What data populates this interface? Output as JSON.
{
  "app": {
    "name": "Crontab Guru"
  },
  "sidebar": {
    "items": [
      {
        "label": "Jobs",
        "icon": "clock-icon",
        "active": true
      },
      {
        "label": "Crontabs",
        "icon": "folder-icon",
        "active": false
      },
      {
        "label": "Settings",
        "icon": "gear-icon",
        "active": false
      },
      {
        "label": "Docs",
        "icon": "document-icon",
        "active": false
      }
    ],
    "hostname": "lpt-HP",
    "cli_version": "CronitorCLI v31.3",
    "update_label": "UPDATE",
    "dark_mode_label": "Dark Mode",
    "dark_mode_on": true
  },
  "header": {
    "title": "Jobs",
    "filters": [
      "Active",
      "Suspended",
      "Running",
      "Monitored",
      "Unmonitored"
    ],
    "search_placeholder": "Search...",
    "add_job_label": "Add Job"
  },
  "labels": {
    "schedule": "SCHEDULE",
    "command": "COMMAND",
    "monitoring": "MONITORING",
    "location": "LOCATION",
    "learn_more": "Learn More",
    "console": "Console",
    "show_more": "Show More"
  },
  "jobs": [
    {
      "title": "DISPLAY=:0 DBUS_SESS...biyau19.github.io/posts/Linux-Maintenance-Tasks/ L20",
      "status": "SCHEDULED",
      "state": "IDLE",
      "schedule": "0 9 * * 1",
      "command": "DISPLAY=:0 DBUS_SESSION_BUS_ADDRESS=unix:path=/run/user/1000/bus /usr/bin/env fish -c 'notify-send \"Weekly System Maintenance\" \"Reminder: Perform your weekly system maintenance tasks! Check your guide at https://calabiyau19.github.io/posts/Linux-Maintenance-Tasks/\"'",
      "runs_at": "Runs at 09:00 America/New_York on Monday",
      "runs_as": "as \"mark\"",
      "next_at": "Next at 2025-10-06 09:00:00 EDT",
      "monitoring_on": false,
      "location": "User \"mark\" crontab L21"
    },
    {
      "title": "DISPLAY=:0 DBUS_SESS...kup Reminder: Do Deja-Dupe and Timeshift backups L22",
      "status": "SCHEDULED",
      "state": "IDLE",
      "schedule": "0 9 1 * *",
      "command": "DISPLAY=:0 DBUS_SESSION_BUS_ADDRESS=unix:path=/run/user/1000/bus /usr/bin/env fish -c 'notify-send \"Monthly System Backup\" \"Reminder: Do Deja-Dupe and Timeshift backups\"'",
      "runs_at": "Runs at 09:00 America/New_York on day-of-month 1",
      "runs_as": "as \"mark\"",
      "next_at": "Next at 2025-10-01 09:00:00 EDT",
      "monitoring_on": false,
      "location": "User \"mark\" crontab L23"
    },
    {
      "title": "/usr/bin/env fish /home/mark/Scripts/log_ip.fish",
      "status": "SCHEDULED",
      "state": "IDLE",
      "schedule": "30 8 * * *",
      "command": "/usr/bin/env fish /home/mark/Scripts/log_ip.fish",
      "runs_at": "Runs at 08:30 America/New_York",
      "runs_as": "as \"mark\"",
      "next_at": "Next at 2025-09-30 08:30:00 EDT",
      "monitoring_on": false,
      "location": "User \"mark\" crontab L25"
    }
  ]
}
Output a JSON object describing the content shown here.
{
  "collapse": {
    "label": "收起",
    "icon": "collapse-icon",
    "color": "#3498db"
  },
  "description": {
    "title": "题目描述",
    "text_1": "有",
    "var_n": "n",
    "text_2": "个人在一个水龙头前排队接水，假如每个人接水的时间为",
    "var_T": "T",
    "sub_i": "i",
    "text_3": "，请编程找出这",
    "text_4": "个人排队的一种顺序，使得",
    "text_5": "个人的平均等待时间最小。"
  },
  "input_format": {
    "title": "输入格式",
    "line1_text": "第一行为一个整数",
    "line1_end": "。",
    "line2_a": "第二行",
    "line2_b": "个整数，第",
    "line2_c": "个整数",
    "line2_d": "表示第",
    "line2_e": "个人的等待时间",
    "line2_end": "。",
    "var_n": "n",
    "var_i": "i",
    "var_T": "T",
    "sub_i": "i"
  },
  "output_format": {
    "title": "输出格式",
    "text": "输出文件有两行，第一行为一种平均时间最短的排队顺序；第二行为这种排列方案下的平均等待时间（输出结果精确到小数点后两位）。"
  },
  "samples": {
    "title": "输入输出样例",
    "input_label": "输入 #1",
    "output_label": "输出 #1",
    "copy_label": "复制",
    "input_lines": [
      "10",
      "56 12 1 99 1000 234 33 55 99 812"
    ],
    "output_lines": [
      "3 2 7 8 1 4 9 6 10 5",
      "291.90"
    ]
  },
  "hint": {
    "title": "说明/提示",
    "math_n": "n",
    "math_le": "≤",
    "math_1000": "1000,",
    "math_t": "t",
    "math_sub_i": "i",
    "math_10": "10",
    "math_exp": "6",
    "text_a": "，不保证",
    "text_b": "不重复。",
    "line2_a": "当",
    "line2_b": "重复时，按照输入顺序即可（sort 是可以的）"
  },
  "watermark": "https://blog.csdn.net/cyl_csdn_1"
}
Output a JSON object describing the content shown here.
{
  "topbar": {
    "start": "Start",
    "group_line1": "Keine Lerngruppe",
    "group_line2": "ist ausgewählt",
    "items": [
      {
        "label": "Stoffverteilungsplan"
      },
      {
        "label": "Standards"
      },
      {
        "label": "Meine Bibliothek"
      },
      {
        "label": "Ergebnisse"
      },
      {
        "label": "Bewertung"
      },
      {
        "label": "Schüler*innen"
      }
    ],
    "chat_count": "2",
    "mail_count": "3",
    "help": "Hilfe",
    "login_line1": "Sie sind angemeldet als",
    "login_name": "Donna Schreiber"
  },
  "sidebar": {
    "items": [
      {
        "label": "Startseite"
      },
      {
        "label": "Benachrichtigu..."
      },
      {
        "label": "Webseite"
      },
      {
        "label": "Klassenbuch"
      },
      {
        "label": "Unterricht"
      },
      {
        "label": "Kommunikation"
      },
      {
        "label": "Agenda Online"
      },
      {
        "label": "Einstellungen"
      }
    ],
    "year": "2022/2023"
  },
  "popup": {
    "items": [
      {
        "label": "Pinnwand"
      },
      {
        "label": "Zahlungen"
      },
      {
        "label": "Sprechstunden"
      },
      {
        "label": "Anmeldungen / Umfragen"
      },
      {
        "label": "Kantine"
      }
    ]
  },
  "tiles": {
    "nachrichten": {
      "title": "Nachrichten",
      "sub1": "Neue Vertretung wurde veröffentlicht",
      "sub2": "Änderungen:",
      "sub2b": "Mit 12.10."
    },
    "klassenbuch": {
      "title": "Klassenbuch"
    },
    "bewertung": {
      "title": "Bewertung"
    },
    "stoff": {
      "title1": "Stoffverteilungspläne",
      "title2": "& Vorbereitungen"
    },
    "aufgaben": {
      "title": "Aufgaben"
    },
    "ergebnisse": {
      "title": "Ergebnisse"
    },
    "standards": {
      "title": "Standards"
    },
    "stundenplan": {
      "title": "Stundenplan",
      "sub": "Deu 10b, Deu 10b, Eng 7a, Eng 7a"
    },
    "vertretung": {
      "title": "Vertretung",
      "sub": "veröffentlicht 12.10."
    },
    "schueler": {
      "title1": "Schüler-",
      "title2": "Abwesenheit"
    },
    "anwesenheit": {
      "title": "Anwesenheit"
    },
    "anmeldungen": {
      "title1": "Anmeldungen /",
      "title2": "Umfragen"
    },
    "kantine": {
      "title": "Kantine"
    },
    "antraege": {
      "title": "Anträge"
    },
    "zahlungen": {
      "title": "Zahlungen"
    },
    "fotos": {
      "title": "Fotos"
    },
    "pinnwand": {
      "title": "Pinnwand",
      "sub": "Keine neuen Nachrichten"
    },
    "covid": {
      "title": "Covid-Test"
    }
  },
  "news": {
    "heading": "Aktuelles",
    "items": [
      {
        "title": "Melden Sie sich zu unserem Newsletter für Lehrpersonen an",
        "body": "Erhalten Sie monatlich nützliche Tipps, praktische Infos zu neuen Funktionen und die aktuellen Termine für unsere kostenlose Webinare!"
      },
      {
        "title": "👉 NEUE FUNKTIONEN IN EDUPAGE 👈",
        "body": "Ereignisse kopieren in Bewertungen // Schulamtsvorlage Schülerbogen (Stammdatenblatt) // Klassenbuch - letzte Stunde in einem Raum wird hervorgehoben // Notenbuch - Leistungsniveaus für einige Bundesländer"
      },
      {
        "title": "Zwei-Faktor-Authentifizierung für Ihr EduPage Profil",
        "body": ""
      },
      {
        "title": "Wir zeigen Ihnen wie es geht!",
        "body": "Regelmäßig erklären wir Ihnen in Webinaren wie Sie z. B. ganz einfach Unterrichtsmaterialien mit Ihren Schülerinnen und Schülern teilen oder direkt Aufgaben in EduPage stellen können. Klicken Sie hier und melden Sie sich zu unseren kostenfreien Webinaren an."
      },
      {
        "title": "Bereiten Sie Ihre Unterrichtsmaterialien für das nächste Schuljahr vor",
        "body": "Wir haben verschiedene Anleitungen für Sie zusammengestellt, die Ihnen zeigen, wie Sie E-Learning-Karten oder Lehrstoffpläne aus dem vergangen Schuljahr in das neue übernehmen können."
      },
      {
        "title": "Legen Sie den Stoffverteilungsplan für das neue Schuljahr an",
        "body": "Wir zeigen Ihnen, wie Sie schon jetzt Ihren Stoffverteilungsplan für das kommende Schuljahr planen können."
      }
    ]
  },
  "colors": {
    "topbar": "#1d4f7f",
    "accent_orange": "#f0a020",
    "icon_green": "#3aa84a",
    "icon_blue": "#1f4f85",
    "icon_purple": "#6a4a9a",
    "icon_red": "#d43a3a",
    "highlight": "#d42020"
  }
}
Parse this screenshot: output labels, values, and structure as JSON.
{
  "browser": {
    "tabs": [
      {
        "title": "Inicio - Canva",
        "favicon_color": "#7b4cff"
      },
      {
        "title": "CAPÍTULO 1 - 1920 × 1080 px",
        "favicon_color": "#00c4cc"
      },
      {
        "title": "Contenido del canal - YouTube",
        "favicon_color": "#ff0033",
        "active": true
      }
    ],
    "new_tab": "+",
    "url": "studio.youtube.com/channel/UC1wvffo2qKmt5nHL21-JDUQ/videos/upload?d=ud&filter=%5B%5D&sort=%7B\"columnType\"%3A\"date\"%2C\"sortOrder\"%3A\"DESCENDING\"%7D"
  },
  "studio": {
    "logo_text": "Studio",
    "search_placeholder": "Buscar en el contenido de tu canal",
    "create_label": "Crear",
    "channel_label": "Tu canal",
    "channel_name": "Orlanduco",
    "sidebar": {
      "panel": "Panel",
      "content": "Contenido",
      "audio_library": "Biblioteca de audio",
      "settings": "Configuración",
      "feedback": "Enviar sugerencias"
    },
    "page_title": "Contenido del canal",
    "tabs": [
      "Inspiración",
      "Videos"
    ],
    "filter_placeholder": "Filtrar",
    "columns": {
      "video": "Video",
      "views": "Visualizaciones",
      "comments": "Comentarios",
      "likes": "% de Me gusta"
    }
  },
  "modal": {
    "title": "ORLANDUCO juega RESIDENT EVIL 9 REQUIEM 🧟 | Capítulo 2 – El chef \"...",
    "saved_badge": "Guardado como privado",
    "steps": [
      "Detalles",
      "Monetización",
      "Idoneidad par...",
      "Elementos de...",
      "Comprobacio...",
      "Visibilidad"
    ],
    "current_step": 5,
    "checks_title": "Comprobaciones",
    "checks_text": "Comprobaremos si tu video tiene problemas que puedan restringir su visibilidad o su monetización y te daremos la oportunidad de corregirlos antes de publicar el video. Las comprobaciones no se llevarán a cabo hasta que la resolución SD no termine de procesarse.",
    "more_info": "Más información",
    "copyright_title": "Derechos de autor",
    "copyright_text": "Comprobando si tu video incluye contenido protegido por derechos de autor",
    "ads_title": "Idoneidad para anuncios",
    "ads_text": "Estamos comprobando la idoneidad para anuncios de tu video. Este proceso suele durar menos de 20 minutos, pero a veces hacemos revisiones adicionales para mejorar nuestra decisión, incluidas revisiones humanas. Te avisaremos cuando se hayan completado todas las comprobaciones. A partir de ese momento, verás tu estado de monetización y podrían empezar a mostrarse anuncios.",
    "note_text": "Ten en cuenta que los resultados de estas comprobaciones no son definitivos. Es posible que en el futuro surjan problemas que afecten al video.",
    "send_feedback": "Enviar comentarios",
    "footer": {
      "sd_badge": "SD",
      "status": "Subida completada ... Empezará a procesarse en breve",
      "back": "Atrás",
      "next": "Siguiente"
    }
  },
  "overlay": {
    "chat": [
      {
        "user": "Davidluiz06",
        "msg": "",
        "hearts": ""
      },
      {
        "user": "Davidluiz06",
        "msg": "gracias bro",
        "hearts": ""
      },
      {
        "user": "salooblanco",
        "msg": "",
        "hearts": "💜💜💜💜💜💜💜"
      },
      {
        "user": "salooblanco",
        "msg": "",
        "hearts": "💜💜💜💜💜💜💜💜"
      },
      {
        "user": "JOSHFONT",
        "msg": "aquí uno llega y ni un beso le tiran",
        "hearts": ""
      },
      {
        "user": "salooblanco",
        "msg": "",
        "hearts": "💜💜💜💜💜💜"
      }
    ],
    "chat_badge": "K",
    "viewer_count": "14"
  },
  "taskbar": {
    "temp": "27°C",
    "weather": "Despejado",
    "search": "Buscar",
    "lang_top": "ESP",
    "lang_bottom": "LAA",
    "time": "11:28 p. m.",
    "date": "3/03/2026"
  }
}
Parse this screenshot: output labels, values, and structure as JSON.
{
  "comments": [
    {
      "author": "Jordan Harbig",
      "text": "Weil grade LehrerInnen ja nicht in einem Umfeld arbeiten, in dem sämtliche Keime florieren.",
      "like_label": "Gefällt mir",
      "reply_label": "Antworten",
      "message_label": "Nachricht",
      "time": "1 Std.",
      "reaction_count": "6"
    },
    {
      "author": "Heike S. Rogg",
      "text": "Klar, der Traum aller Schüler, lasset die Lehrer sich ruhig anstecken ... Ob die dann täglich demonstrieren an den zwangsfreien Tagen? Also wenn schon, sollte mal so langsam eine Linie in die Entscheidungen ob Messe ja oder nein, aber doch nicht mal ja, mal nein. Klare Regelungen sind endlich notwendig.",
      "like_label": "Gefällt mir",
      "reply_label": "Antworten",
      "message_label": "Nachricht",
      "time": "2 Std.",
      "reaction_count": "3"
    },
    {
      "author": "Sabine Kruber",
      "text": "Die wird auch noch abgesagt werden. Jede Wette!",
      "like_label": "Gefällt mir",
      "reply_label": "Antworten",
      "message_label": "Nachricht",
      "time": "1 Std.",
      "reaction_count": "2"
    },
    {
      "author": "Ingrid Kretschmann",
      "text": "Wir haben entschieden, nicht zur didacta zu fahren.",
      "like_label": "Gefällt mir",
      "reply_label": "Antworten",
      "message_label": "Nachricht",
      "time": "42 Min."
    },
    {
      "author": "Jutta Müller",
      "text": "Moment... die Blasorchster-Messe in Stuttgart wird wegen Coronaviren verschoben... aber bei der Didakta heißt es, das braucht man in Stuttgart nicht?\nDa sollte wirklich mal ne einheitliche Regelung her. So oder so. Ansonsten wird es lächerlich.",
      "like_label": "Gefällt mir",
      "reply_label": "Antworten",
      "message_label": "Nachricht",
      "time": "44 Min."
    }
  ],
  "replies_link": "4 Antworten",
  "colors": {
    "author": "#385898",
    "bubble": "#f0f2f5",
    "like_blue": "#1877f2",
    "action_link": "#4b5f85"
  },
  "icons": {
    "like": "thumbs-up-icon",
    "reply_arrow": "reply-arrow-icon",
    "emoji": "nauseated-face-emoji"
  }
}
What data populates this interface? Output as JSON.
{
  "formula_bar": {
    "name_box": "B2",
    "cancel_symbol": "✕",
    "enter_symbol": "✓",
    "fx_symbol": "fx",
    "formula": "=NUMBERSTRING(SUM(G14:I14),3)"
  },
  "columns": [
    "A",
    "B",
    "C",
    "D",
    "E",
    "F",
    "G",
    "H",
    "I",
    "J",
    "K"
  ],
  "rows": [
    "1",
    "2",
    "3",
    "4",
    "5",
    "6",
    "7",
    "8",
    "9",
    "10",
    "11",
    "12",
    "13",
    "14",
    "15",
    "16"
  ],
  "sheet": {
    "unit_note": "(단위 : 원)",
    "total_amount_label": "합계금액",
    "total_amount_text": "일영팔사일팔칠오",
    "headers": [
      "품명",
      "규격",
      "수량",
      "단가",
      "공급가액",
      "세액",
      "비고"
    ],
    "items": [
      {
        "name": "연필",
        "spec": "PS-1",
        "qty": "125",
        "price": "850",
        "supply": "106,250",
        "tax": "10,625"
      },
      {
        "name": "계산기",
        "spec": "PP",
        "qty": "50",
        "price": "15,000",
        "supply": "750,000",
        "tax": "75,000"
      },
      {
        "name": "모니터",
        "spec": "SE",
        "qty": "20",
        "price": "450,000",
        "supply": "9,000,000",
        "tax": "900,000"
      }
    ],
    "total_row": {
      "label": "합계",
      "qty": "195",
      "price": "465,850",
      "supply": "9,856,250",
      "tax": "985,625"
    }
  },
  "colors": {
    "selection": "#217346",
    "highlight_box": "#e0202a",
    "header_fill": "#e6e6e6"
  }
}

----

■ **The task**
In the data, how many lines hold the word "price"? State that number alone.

■ **Task output**
4